We live in a society fascinated with the automobile, in a community that is centered on roads. The thrill of driving is romanticized on screen, glamorized in commercials, and described in literature. It’s no wonder that many may resist letting go of the keys, but the truth is that there are signs that it’s time. Thankfully, there are also ways to adapt, and even benefits to being car-free.
At any stage in life it is important to think of the safety of oneself and others when you’re behind the wheel; but this consideration becomes even more essential in later years. Per mile traveled, fatal crash rates increase noticeably starting at ages 70‒74 and are highest among drivers age 85 and older. (Insurance Institute for Highway Safety, Fatality facts 2013). In 2007 the RAND Corporation did a study that determined Drivers 65 and older are also 16 percent more likely than adult drivers (those 25–64 years old) to cause an accident. With scary facts like these it’s tempting to just hand over those keys. Rather than let this decision be determined only by statistics, however, you may want to consider these signs, published by AARP, as indications that the time has come:
- Almost crashing, with frequent “close calls”
- Finding dents and scrapes on the car, on fences, mailboxes, garage doors, curbs, etc.
- Getting lost, especially in familiar locations
- Having trouble seeing or following traffic signals, road signs, and pavement markings
- Responding more slowly to unexpected situations, or having trouble moving their foot from the gas to the brake pedal; confusing the two pedals
- Misjudging gaps in traffic at intersections and on highway entrance and exit ramps
- Experiencing road rage or causing other drivers to honk or complain
- Easily becoming distracted or having difficulty concentrating while driving
- Having a hard time turning around to check the rear view while backing up or changing lanes
- Receiving multiple traffic tickets or “warnings” from law enforcement officers.
Even if you have brushed off minor incidences, your friends or family may be more aware; if they seem hesitant to get in the passenger seat when you’re behind the wheel you may also want to consider letting go of the responsibility of driving. This area is also getting more complicated to navigate: with increased traffic, construction and those pesky roundabouts you may be more than ready to call it quits!
But what then? How to cope without a car? There’s always public transportation, but it may not be as convenient as other options:
Pierce County Shuttle is available through Pierce County Public Transportation which can be contacted as (253) 581-8000.
Carpooling may be an option; reach out to friends, churches, or community organizations. All are great resources for connecting with people who may enjoy the companionship of an extra rider.
Taking a taxi is another traditional alternative for those who opt not to drive themselves. “High tech” options may also be helpful.
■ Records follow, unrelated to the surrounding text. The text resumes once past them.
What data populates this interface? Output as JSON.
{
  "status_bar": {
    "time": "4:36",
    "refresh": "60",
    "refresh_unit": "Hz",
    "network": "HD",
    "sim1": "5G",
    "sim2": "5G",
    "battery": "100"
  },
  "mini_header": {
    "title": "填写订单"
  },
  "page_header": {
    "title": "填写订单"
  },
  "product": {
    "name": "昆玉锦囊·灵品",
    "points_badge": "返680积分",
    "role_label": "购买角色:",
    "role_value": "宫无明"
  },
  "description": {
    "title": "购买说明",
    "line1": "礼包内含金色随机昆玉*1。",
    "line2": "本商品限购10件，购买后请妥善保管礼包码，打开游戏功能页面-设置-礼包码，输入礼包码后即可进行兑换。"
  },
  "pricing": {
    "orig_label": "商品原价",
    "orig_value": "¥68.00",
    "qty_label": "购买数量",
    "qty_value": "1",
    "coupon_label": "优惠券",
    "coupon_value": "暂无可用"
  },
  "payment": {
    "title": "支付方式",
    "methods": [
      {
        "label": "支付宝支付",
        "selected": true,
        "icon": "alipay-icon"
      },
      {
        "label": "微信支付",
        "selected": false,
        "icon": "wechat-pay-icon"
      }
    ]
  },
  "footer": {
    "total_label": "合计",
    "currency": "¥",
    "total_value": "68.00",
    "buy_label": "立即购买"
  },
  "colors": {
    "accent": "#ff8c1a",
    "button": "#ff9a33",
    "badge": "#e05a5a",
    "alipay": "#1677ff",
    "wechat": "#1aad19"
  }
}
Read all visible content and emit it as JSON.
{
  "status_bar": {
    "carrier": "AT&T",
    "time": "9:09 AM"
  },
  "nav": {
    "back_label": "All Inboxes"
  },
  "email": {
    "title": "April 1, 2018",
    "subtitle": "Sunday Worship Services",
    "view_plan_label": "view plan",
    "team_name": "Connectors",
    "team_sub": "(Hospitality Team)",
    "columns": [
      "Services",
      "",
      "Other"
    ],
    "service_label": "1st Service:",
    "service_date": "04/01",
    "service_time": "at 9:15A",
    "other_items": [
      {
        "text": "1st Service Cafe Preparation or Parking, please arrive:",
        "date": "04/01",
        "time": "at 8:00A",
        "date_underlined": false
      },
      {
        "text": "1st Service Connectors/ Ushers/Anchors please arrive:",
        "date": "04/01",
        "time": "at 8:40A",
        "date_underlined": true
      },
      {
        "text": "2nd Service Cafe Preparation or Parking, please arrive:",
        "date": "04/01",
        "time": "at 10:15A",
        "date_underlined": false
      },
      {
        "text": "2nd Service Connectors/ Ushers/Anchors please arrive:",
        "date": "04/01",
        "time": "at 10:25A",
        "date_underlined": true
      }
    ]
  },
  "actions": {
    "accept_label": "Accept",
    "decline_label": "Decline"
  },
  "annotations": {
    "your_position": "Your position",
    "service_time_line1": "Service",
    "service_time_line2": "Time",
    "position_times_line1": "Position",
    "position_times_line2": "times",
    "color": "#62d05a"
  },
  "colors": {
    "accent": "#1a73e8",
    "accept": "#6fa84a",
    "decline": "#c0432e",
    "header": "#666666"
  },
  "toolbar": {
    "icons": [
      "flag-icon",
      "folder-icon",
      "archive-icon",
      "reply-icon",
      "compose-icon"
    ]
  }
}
Uber and Lyft services can be set up by you, a friend or family member.
Lack of a car may also result, unfortunately, in a decrease in social opportunity, access to services, and shopping. You may want to consider moving into a retirement community where access to amenities and reliable transportation is convenient.
Once you decide to let go of the keys you may be surprised to discover the advantages of being car free: no auto insurance payments, less stress, and maybe a few more enjoyable walks!
So, before you get in the driver’s seat again consider: is this the best way to get around, or is it time to enjoy letting someone else take the wheel?
Susan Pfundt is the Executive Director of Sound Vista Village, a Village Concepts Community in Gig Harbor, Washington. Her experience in Senior Living also includes several years as Program Coordinator, during which she developed a profound awareness of how attitude and lifestyle affect the experience of aging. This year Susan was named Assisted Living Administrator of the Year by the Washington Health Care Association, and Sound Vista Village received the Bronze Quality Award from the American Health Care Association.